Alexander Florian Steciuch's answer In Indiana, limiting covenants like this are generally frowned upon but may still be upheld by the courts if limited in scope (like in geographical proximity) and the limitation is related to your employment (like working for another company in your area of work).
Without seeing the actual document though, it's entirely impossible to say whether or not it would actually be upheld by a court. Just know that if you do accept this job you may have to abide by this non-compete agreement in...
Alexander Florian Steciuch's answer You most likely do not have any sort of grounds for a civil suit. The only possible grounds that you might have is that you were discriminated against due to a disability, in this case that your diagnosed ADD is so severe that it constitutes a disability and has a major and severe impact on your everyday life. However, the store manager would have had to have known that you were disabled in order to have discriminated against you based on that reason.
Alexander Florian Steciuch's answer Yes, you should get an attorney immediately, preferably one familiar with personal injury in workplace settings. An attorney may be able to help negotiate you a better settlement than on your own. Only the attorney that you sit down with and receives all the facts can give you an accurate estimate as to how much you may be owed.
Alexander Florian Steciuch's answer Yes it is legal. Unless you have some sort of collective bargaining agreement that says otherwise, they can pay workers whatever they want above the mandatory minimums.
Patrick Korody's answer If you have a green card, you can enlist and obtain citizenship almost immediately. If do not have a green card, you may still be able to enlist via the MAVNI program. http://www.goarmy.com/benefits/additional-incentives/mavni.html
Paul Stanko's answer I already answered you question in a different form: "A: Everything depends on your employment contract. If the amount is relatively small, file a small claims action and let a judge decide whether and how much you are owed."
Paul Stanko's answer Indiana is an employment at will state. Unless your employer discriminates against you on the basis of some suspect classification, or you are protected by an employment contract, you are probably out of luck.
Justia Ask a Lawyer is a forum for consumers to get answers to basic legal questions. Any information sent through Justia Ask a Lawyer is not secure and is done so on a non-confidential basis only.
The use of this website to ask questions or receive answers does not create an attorney–client relationship between you and Justia, or between you and any attorney who receives your information or responds to your questions, nor is it intended to create such a relationship. Additionally, no responses on this forum constitute legal advice, which must be tailored to the specific circumstances of each case. You should not act upon information provided in Justia Ask a Lawyer without seeking professional counsel from an attorney admitted or authorized to practice in your jurisdiction. Justia assumes no responsibility to any person who relies on information contained on or received through this site and disclaims all liability in respect to such information.

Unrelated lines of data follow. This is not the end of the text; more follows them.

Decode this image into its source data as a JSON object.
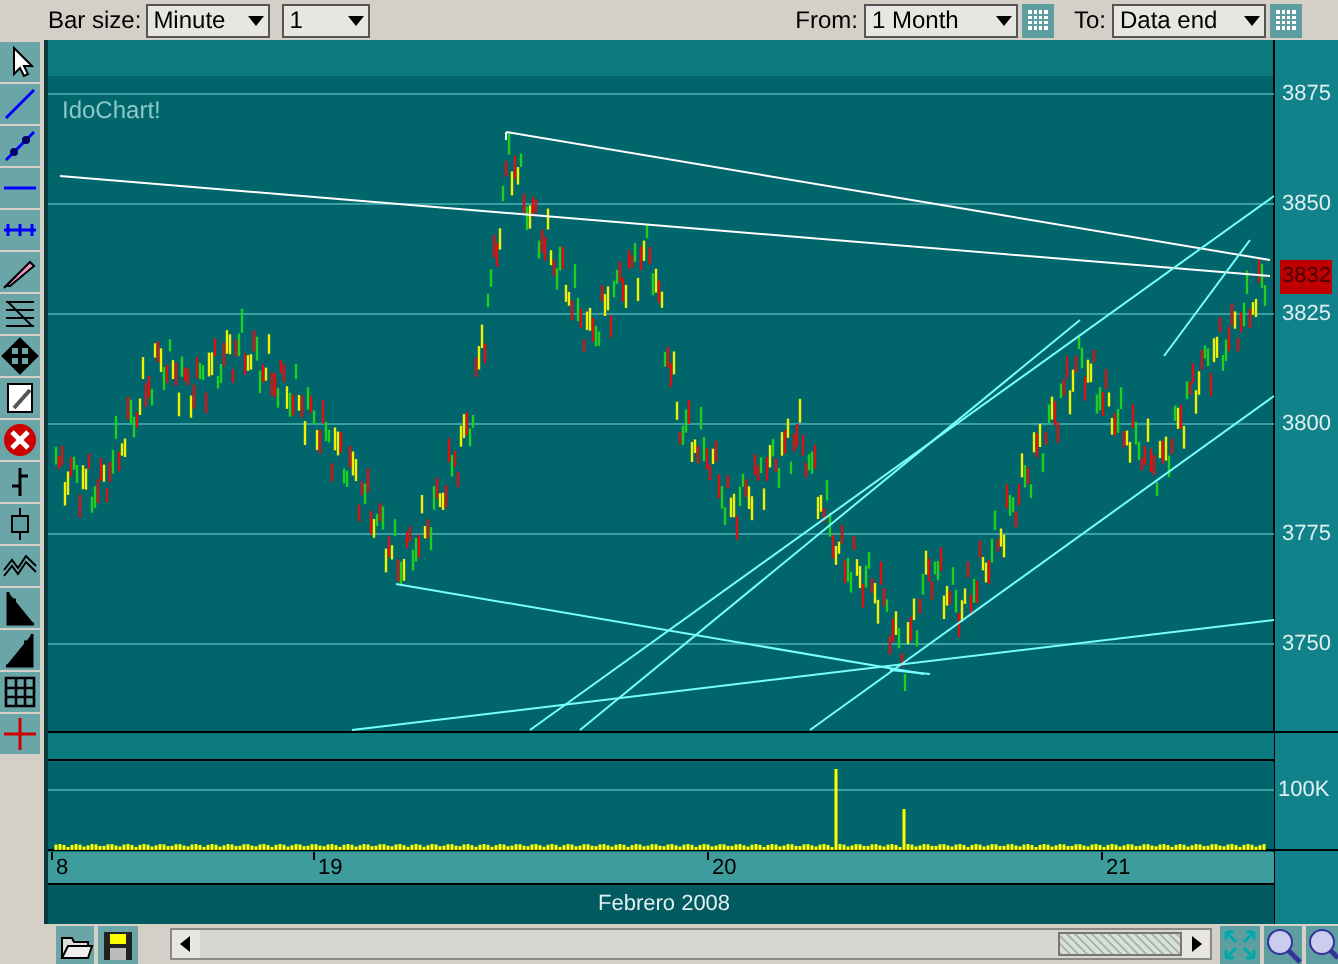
{
  "toolbar": {
    "bar_size_label": "Bar size:",
    "bar_size_unit": "Minute",
    "bar_size_count": "1",
    "from_label": "From:",
    "from_value": "1 Month",
    "to_label": "To:",
    "to_value": "Data end"
  },
  "chart": {
    "brand": "IdoChart!",
    "price_ticks": [
      "3875",
      "3850",
      "3825",
      "3800",
      "3775",
      "3750"
    ],
    "last_price": "3832",
    "volume_tick": "100K",
    "date_ticks": [
      "8",
      "19",
      "20",
      "21"
    ],
    "month_label": "Febrero 2008"
  }
}
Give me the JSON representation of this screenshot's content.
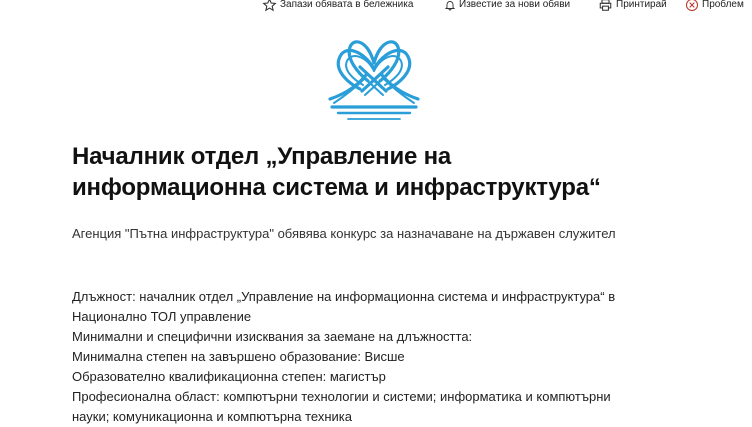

Justia cannot guarantee that the information on this website (including any legal information provided by an attorney through this service) is accurate, complete, or up-to-date. While we intend to make every attempt to keep the information on this site current, the owners of and contributors to this site make no claims, promises or guarantees about the accuracy, completeness or adequacy of the information contained in or linked to from this site.